Get your messaging very, very straight. Be as clear as possible so that the people you’re targeting understand why this conference is for them.
Do an internal exercise with your team and clearly note:
- What is the theme of the event?
- What is your goal by having it?
- What will an attendee walk away with after having attended?
- Who is your audience? How will you reach them and communicate the above?
Especially regarding the third point: literally write down what you’re attendees will have access to, will receive, will benefit from. Make it as tangible, concrete and actionable as possible. Imagine it’s the swag. Then, format it and tell them. For example:
From this event, you’ll access:
* Concrete ideas about how to prep for a shifting food industry landscape in 2022.
* Insight into the mindsets of <insert company or qualifier>’s executives on the frontlines of this frontier.
* An opportunity to ask Q&A live, as well as receive access to the event recording.
3. Are you making sure that the registered become actual attendees?
Just because you get a registration doesn’t mean you get an attendee. How do you get your registrants through the virtual ‘door’?
First step: Know who you want in attendance so you can target well and not waste time on attracting irrelevant eyeballs who won’t show.

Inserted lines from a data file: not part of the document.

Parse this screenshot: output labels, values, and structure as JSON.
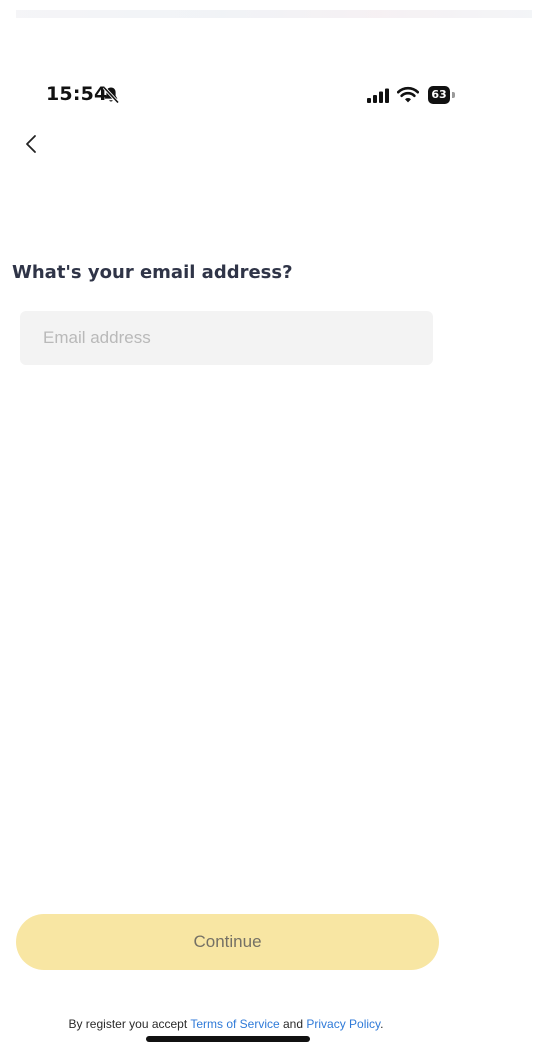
{
  "status_bar": {
    "time": "15:54",
    "battery_level": "63",
    "icons": [
      "bell-slash-icon",
      "cellular-signal-icon",
      "wifi-icon",
      "battery-icon"
    ]
  },
  "nav": {
    "back_icon": "chevron-left-icon"
  },
  "form": {
    "question": "What's your email address?",
    "email_placeholder": "Email address",
    "email_value": ""
  },
  "actions": {
    "continue_label": "Continue",
    "continue_color": "#f8e6a3"
  },
  "terms": {
    "prefix": "By register you accept ",
    "terms_link": "Terms of Service",
    "middle": " and ",
    "privacy_link": "Privacy Policy",
    "suffix": ".",
    "link_color": "#2f7ad8"
  }
}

Next step: Be very clear about what they will get out of it; while it may be ‘easier’ to attend virtual events, it’s harder to be convinced it’s actually worth your time to show up. The more you lay out in advance about what they have to gain, the more important it will feel to actually show up.

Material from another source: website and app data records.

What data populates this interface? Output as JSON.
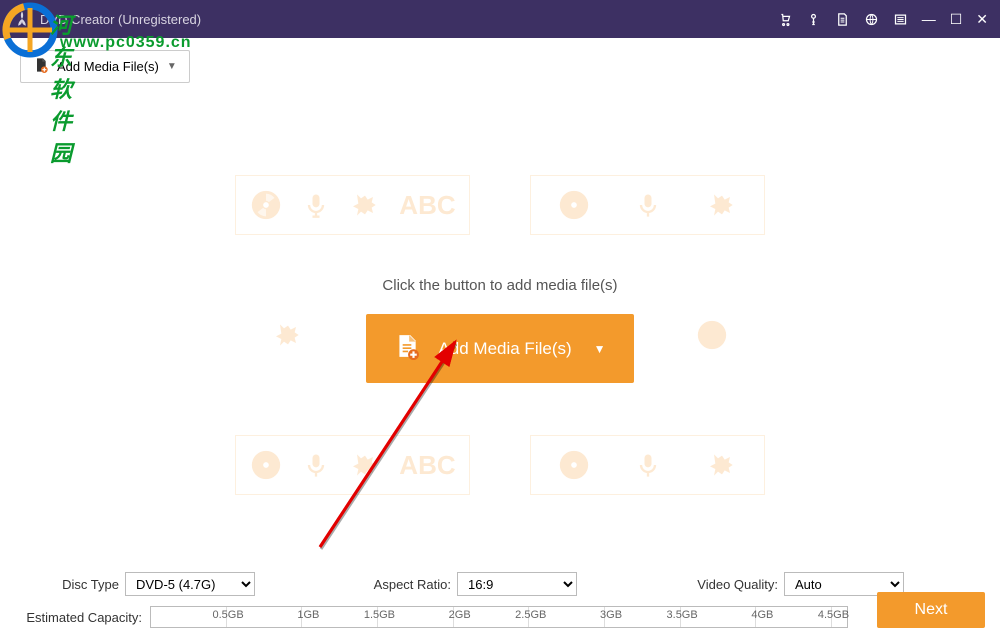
{
  "titlebar": {
    "title": "DVD Creator (Unregistered)"
  },
  "toolbar": {
    "add_small_label": "Add Media File(s)"
  },
  "main": {
    "hint": "Click the button to add media file(s)",
    "add_large_label": "Add Media File(s)",
    "placeholder_text": "ABC"
  },
  "bottom": {
    "disc_type_label": "Disc Type",
    "disc_type_value": "DVD-5 (4.7G)",
    "aspect_ratio_label": "Aspect Ratio:",
    "aspect_ratio_value": "16:9",
    "video_quality_label": "Video Quality:",
    "video_quality_value": "Auto",
    "estimated_capacity_label": "Estimated Capacity:",
    "ticks": [
      "0.5GB",
      "1GB",
      "1.5GB",
      "2GB",
      "2.5GB",
      "3GB",
      "3.5GB",
      "4GB",
      "4.5GB"
    ],
    "next_label": "Next"
  },
  "watermark": {
    "line1": "河东软件园",
    "line2": "www.pc0359.cn"
  }
}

Finally: Tease it. Just because someone signed up for your online conference last month doesn’t mean she remembers why or cares to actually show next week. Send a teaser with speaker highlights, content previews, or even at the very least, reiterating the concrete takeaways she’ll get by showing up.
4. Are you leaving no content behind by using video properly?
Video is a great tool throughout the event lifecycle:
Before the event
Use short snippets for teasers to give people a tangible idea of what you’re offering. For example — use snippets of past events to promote this one, even if that one was in-person — if you can deliver a message that the vibe, energy and takeaways will be as good, it will help solidify the registration. Focus on quotes that are meaningful and good visuals — your online event will be way more visual by default.
During the event
Everyone’s expecting Zoom quality, uncharismatic speaking, and excuses to multitask while the event is happening. Opening with a video is a chance to set the virtual stage; kick off the event with the kind of energy you want your attendees to have. Opening with a video means laying out expectations, both in theme and style. That’s true for any breakout session, too. But always always keep them short — two minutes tops.
After the event
The event recording is precious — whether a Zoom webinar or a full-scale TV studio production. It’s actually what is going to double down on what you paid for to hold the event. Cut it up and create bite size content you can use on your social media, in your emails, on your website, in your PowerPoints.
If you’re not doing this, you’re leaving a ton on the table. Think of it this way: even if someone watched all X minutes or hours of your event, they will still be enriched by an isolated statement or point they see later on in a different context. Tap into that, for months to come.
And you don’t need a professional (though it’s certainly nice) to attain this. Use free software like iMovie or Movie Maker to make cuts. Or subscribe for a month license of Premiere or other tools. There are plenty of online tools to help with subtitling. Check out Just Press Record for resources on how to DIY this kind of video. It’s actually easier than you think.
Ready for a better online event outcome? If we’re paying attention and applying lessons learned, then we’re getting better at virtual events as this pandemic wears on. I do feel they are here to stay, beyond the current crisis, and have a valuable place in a marketing strategy. Have other ideas? Share! Comment or tweet me. Looking for more on this topic? Check out my previous article: